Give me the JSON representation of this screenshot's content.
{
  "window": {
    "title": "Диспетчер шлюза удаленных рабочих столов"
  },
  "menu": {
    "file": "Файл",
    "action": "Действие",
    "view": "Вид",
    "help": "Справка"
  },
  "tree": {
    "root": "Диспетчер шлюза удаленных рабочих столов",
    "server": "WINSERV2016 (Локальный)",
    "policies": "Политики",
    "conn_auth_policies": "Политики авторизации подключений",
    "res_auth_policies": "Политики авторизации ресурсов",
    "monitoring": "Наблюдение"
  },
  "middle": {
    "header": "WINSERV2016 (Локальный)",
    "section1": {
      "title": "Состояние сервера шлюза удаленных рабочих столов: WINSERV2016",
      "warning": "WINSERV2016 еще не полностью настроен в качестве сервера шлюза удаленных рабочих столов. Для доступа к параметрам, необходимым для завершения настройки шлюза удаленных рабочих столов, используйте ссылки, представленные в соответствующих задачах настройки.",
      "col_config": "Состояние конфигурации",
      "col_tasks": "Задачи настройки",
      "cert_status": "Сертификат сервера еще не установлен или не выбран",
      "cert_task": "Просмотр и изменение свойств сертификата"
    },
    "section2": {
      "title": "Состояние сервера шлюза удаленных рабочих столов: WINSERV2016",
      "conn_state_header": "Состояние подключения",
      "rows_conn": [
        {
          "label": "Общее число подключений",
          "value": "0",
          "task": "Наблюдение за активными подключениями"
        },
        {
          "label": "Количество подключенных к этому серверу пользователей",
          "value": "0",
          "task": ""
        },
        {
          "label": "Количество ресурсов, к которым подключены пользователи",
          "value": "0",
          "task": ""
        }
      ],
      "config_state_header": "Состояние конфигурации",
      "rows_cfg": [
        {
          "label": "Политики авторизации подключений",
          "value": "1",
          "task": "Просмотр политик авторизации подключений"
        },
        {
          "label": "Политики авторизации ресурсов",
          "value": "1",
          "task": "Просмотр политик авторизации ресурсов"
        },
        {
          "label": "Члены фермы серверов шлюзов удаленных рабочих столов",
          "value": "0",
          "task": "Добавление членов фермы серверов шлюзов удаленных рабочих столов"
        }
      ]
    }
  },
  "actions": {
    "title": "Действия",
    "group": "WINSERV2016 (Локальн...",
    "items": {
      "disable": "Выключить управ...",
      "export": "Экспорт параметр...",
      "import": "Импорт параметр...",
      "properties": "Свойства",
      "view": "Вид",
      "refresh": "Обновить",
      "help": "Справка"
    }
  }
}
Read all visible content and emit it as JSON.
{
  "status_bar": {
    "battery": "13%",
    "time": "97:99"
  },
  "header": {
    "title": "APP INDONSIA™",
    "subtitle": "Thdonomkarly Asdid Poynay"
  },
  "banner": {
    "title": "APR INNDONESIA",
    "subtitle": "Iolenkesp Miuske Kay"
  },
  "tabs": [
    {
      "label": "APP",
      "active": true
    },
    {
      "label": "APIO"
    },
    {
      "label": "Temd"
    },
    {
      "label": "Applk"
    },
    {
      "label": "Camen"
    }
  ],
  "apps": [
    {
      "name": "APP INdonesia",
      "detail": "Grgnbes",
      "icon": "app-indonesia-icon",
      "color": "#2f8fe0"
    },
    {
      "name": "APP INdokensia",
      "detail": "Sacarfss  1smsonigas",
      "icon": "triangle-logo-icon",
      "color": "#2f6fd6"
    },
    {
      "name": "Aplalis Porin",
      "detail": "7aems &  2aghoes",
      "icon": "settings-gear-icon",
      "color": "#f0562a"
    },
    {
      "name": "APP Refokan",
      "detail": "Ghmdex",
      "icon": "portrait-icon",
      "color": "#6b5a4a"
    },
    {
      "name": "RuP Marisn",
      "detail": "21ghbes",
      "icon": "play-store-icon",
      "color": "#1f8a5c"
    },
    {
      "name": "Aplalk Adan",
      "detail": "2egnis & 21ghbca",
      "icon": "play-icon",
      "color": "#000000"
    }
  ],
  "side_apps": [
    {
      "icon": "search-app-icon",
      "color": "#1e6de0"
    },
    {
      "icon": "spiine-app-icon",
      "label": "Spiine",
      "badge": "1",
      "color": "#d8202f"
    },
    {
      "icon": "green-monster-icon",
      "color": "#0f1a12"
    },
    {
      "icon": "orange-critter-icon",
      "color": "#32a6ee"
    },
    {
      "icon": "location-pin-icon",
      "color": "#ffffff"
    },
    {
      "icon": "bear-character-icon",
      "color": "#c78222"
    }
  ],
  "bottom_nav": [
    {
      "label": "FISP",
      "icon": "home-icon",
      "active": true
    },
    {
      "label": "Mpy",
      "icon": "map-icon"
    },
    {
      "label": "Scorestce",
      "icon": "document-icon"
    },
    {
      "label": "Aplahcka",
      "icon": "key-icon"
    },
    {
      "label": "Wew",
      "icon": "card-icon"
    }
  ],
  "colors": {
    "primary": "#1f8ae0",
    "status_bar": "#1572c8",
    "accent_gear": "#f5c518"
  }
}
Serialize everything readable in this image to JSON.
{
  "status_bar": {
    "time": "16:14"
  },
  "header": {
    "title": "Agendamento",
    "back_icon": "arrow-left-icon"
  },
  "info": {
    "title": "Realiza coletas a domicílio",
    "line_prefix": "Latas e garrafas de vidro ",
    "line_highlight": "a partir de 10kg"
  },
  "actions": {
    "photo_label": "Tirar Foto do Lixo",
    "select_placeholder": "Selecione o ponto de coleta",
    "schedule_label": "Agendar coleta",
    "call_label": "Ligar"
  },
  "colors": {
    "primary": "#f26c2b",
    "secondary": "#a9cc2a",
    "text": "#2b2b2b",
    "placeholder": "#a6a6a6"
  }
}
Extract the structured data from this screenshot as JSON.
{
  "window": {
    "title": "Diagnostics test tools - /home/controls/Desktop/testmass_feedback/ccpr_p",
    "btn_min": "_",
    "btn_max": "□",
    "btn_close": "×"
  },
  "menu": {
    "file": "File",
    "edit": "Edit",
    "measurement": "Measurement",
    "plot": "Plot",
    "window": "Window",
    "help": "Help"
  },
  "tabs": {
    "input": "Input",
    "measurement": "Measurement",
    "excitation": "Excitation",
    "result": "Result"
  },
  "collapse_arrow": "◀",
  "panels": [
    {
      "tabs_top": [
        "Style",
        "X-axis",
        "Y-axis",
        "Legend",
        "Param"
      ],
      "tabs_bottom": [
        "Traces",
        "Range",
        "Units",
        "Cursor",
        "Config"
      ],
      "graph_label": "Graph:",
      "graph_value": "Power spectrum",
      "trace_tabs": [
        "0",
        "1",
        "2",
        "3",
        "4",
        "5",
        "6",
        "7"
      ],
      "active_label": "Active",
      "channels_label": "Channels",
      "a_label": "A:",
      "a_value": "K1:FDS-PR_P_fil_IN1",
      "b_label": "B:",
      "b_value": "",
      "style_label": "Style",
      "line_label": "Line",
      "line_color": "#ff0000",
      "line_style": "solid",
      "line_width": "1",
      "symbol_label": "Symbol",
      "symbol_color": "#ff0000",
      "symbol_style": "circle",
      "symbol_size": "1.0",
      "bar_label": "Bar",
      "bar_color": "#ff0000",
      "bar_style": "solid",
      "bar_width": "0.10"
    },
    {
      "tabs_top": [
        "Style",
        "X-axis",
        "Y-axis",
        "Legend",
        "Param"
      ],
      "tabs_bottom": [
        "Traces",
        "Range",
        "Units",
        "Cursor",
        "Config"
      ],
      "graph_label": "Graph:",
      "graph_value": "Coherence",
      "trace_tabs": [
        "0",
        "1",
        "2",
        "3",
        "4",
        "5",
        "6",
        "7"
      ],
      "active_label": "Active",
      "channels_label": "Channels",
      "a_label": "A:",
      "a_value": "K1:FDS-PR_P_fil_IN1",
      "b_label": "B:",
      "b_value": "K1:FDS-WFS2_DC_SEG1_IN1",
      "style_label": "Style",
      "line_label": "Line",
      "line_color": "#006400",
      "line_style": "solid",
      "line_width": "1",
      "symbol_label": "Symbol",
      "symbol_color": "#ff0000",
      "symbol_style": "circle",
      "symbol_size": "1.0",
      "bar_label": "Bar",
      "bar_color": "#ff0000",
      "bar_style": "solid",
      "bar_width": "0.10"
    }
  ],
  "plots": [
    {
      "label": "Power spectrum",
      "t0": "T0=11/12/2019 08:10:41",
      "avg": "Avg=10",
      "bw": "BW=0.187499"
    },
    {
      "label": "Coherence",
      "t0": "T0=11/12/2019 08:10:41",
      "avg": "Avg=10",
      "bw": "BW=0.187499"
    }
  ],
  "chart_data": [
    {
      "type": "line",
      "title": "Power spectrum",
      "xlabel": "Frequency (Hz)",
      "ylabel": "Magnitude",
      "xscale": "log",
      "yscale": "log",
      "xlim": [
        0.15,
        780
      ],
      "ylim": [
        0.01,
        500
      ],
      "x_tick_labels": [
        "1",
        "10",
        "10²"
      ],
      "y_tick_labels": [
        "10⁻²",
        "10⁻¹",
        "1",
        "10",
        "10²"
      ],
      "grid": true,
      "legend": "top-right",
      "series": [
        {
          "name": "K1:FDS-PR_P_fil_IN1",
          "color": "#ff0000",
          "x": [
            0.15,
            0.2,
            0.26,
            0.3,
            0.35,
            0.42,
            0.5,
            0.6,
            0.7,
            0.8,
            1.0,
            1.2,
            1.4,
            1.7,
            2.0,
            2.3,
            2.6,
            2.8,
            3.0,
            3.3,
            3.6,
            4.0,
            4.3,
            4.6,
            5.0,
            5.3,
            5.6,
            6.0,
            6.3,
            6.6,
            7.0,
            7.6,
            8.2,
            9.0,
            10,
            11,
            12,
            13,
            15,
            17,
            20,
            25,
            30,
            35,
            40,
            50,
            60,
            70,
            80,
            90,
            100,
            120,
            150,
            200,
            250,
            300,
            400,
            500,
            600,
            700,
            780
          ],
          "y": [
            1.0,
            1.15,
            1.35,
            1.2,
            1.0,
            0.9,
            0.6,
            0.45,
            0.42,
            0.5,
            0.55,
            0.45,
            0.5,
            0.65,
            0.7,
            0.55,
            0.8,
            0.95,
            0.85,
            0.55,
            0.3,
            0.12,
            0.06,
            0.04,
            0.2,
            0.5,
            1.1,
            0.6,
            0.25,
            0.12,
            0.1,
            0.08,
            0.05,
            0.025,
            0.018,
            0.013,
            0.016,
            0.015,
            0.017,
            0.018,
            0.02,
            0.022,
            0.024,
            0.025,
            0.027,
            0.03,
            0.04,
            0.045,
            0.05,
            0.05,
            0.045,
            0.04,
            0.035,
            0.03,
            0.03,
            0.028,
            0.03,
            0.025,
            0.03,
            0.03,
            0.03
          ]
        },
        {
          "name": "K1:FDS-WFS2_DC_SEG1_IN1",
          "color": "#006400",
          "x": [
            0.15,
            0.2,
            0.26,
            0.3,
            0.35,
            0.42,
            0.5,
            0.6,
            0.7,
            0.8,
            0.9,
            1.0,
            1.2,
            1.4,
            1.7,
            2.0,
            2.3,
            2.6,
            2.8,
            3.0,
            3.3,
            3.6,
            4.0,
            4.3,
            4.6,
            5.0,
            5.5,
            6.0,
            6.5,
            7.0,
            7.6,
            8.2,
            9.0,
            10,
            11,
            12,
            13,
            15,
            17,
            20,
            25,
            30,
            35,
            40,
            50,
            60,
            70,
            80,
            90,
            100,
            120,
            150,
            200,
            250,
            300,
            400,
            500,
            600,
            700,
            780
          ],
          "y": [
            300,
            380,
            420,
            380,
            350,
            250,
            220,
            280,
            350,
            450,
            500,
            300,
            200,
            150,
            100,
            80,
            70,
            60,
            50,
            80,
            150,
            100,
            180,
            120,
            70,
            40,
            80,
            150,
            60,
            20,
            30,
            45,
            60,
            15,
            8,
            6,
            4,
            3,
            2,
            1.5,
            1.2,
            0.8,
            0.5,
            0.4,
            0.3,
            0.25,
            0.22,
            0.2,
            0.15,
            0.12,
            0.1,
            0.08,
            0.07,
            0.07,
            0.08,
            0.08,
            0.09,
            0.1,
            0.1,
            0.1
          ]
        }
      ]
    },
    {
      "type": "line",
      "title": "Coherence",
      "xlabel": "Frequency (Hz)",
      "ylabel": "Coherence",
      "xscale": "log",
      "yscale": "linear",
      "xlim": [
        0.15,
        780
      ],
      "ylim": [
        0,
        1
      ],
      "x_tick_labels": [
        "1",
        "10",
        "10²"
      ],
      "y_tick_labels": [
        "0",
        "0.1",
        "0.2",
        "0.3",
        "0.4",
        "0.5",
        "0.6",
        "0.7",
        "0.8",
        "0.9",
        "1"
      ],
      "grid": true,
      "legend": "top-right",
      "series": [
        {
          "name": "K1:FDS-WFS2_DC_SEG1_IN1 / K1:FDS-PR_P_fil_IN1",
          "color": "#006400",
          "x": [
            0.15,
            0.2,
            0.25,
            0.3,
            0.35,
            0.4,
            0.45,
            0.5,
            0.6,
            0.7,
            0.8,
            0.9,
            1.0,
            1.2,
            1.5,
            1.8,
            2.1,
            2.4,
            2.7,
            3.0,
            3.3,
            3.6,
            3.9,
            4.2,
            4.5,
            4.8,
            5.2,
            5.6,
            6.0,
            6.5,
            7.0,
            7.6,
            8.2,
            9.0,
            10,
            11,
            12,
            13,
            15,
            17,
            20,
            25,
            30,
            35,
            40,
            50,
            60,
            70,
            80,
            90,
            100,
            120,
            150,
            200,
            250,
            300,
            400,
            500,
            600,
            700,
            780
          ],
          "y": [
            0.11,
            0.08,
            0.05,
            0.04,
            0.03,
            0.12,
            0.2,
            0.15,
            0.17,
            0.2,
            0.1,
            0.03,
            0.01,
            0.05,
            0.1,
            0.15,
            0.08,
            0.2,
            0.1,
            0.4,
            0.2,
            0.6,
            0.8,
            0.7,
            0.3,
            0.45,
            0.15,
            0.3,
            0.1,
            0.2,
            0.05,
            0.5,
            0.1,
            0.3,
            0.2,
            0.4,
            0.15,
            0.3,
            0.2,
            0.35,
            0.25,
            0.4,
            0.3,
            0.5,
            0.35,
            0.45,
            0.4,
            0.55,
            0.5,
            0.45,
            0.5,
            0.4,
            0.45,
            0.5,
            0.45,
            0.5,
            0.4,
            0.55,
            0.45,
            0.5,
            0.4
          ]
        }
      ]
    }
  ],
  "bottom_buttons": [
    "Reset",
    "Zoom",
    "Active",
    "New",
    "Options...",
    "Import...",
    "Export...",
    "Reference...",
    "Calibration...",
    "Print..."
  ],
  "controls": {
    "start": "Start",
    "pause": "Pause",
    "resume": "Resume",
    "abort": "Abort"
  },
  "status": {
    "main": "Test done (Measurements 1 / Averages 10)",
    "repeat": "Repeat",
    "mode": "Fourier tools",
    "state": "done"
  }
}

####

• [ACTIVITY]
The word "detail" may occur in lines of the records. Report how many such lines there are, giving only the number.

• [COMPLETED EXERCISE]
6